The usual anybody-could-be-in-danger interview with Paul and Mary, and we’re onto a three-tier cheesecake challenge for the showstoppers. They should be sweet, not savoury, says Sue – which is (a) something that should be taken as read, and (b) quickly disregarded by the bakers. For instance, Ian is making ‘spicy and herby’ cheesecakes. NO. NO. NO. This madness must stop.
Rosemary does not belong in a cheesecake, to clarify. Tamal is also going the rosemary route – the FOOL – and has apparently kept some violets from earlier.

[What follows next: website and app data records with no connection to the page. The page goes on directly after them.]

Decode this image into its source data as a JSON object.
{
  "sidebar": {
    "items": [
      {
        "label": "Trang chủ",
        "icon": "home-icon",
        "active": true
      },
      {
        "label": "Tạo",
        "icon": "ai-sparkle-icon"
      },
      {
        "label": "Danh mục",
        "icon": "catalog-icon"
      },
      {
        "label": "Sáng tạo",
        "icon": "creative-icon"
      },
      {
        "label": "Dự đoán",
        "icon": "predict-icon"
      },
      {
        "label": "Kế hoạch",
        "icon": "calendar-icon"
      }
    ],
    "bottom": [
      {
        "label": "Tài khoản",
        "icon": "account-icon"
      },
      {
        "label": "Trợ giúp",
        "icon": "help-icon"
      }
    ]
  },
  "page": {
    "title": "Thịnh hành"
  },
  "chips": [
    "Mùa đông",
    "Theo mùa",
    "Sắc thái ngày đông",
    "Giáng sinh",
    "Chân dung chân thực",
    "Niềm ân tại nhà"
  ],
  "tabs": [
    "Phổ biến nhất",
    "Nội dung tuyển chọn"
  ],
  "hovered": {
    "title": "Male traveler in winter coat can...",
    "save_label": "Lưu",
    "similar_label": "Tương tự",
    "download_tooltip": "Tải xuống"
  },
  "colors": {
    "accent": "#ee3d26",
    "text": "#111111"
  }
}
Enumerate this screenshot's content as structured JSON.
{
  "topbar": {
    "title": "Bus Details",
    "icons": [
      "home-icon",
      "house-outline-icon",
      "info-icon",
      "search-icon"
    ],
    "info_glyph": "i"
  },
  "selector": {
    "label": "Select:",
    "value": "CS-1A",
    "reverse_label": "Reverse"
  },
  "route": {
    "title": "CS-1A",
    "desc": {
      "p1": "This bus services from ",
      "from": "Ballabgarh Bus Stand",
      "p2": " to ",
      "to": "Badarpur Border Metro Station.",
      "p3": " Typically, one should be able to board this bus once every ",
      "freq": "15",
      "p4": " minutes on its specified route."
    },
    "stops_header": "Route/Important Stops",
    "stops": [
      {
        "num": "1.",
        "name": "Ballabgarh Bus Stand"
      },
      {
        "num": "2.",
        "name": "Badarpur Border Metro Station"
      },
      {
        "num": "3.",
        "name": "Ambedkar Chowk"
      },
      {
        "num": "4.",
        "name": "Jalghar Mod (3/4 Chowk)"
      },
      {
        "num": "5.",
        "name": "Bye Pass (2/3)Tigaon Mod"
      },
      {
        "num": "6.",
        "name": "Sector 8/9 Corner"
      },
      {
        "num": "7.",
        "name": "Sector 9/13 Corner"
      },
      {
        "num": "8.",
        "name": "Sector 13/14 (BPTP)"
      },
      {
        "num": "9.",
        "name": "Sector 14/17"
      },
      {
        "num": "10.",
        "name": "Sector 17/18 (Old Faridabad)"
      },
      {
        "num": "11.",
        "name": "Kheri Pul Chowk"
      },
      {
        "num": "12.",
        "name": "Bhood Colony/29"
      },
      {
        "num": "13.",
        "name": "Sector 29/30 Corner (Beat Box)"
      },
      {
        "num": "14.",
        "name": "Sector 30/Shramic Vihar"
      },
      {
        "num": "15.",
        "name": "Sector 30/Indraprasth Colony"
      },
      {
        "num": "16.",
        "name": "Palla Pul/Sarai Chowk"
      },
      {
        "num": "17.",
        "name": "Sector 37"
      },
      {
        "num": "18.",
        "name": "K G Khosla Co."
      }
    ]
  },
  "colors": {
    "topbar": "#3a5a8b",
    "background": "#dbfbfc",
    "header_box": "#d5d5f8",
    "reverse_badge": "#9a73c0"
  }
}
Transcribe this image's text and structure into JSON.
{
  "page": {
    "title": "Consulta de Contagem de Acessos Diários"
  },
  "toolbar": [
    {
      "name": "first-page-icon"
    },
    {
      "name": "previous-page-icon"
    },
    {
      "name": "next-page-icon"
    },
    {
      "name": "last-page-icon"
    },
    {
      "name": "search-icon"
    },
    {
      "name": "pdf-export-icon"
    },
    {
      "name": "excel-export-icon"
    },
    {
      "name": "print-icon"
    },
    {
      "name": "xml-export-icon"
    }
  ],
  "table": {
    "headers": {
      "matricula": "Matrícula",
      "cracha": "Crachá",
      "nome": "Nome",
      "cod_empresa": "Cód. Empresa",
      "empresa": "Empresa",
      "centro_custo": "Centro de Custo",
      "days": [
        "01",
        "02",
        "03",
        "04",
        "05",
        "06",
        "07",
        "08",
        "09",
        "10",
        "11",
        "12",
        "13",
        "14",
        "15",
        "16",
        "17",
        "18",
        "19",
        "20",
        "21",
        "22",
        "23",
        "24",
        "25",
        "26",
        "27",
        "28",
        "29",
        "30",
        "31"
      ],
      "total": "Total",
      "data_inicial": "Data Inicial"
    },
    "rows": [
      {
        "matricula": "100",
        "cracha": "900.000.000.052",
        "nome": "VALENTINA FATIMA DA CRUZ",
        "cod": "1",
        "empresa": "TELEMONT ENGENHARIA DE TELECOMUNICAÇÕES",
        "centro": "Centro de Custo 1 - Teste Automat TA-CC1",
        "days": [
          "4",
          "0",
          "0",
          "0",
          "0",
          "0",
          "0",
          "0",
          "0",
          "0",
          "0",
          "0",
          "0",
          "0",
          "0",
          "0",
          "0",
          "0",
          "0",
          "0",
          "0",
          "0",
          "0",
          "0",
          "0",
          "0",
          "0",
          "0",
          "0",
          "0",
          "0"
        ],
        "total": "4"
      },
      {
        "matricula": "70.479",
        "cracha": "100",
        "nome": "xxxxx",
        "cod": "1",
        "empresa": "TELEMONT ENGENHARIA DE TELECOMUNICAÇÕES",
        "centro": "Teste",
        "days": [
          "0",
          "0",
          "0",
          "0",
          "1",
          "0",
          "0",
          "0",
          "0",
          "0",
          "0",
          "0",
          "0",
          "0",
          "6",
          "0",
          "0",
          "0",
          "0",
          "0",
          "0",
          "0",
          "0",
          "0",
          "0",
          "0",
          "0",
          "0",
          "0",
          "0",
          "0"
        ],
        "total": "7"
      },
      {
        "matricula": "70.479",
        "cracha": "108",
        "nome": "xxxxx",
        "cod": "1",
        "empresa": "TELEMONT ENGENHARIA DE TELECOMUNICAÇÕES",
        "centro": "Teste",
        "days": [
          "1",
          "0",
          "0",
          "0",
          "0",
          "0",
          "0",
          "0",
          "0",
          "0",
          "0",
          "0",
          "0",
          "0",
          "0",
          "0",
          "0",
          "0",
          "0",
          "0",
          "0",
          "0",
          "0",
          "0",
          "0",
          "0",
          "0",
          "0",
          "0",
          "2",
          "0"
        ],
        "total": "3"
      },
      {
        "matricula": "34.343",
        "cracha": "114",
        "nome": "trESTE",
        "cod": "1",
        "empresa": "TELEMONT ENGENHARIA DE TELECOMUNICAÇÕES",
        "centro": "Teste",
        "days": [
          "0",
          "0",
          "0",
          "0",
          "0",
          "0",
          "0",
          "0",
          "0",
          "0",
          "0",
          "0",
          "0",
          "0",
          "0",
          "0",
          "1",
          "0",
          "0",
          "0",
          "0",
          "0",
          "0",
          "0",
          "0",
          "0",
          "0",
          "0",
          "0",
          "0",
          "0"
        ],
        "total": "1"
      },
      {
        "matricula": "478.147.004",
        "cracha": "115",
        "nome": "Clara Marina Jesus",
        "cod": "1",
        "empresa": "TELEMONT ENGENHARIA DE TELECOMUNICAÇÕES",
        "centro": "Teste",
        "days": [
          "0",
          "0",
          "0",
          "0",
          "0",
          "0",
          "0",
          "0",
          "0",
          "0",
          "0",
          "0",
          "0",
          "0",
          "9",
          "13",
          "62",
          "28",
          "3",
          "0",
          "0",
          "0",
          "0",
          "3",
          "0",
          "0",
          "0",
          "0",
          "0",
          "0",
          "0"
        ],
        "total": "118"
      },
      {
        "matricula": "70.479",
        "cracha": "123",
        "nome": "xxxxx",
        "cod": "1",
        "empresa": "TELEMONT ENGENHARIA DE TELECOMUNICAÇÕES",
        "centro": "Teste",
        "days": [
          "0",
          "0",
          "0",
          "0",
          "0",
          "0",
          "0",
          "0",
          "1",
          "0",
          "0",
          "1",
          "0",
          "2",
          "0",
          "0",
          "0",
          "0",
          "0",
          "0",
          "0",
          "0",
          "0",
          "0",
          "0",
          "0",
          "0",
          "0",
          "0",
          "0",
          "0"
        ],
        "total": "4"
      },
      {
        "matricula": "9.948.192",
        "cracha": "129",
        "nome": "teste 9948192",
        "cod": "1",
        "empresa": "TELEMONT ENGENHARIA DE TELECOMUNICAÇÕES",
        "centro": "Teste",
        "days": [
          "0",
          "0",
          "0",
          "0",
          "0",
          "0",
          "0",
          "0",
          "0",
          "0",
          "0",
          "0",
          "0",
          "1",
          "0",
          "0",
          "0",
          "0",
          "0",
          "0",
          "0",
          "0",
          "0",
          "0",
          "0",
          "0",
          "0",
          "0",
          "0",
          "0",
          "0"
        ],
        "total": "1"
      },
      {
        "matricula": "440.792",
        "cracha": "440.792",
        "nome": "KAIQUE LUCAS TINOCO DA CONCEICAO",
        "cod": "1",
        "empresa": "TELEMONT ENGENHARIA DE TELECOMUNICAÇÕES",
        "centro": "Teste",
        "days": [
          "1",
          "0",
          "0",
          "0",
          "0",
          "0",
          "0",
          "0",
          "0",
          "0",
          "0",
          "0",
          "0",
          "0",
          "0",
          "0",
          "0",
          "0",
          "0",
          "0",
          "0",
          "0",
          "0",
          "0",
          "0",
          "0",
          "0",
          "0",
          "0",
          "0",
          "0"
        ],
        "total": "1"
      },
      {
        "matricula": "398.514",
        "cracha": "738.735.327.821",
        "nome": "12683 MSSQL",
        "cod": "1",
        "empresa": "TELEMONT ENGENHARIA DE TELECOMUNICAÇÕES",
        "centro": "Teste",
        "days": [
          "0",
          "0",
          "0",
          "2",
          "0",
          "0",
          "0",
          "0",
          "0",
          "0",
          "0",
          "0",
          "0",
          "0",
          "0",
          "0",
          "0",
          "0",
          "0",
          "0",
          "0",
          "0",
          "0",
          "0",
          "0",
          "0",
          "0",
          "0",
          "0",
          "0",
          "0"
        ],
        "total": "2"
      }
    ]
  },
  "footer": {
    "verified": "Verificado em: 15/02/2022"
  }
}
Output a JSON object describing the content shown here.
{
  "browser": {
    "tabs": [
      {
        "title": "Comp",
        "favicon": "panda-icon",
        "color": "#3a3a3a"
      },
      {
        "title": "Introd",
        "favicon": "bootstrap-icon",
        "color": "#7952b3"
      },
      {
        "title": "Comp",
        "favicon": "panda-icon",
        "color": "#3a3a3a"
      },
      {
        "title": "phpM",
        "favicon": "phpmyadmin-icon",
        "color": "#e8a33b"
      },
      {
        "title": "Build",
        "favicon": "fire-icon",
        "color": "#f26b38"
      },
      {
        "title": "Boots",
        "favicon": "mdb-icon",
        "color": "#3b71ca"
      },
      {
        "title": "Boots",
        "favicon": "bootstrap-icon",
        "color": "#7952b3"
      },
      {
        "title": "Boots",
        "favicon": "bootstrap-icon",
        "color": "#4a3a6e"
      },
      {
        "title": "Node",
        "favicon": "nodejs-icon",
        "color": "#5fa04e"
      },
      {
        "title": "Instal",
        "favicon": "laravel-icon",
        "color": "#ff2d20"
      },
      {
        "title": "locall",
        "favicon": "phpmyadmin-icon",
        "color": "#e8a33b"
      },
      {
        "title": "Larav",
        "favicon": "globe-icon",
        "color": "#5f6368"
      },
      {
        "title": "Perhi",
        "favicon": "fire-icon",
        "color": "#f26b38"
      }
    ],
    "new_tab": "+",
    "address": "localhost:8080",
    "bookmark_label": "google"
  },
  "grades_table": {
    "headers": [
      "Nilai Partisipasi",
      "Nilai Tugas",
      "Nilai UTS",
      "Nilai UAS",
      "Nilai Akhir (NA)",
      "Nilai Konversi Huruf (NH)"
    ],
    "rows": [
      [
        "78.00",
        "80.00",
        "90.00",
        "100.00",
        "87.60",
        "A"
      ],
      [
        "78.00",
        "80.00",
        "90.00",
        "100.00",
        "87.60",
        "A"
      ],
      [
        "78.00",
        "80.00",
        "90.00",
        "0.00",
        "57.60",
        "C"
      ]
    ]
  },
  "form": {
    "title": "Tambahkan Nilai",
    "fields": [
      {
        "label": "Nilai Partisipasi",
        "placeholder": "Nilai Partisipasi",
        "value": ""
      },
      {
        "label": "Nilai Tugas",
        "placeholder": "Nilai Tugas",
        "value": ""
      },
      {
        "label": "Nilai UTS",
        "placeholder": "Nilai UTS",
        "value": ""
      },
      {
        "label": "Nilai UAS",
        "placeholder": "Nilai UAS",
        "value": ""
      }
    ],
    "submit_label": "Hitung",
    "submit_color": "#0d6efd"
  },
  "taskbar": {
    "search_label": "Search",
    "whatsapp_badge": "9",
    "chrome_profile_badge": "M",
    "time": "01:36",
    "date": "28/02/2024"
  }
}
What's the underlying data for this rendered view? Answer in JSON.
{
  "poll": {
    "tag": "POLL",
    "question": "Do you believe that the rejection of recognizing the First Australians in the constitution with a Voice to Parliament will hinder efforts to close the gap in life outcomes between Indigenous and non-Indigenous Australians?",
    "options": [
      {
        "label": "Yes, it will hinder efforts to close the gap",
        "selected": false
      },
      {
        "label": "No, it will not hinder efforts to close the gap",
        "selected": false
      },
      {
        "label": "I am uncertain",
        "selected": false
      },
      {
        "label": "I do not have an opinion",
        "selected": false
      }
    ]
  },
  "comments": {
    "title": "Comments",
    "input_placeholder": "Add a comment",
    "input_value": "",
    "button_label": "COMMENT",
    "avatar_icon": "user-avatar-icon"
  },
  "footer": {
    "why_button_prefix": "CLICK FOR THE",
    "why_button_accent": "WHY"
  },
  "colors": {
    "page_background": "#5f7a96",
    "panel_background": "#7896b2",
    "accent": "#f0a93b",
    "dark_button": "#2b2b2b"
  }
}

Alvin knows what’s up. He’s using lemon, berries, and other cheesecake flavours. Good man. Nadiya has made her flavours from boiled-down fizzy drinks, which is… good, I guess? Paul has stopped listening to people at this stage, and just says “good luck” automatically to every baker when the people around him have stopped talking for a bit.
Paul-the-baker is adding brandy and vodka. Mary dribbles at the thought.
Apparently Sue, Paul, and Mary have never heard the word ‘ombre’, which is baffling. Ugne explains that it is often found in relation to hair dye; Paul makes a joke about Mary’s, and she responds simply with ‘careful’. It’s glorious. She can be stern when she needs to be.
At Home We Have An Aga is making three elderflower cheesecakes – unlike everybody else, as they’re using as many flavours as humanly possible. Being At Home We Have An Aga, she decides to whip together some macarons to enhance her bake. Apparently those ingredients are just lying around.
We haven’t had a lot of Mary Berry Reaction Faces this episode, but she gives a good’un when Mat explains that he wants his cheesecake to ‘explode a little bit’.
We get a montage of bakers taking cheesecakes out of tins, which culminates in Alvin apparently taking an invisible cheesecake out of his.
Cheesecakes are piled on top of one another, some with pernicious bits of plastic wedged in between layers. Sandy opts for covering one in silver foil (why?) and leaving one on the side. Tamal does her best to help her, but…
There are some impressive looking cheesecakes, folks. Ian’s and Tamal’s look lovely. but I refuse to condone the herby/spicy approach to cheesecakes. Not on my watch. And one of Tamal’s layers looks curiously like it’s made of tuna.
Paul gets to his ignore-them-and-they’ll-go-away peak during the backstage pre-elimination discussion.
Star baker – well, it looked like it should be Tamal, to me, but it’s…
And, going home, not very surprisingly after a pretty shoddy week, is…
I will never have the opportunity to decide whether or not she is a Nancy-impersonator.
Hope you’ve enjoyed dessert week – see you next time!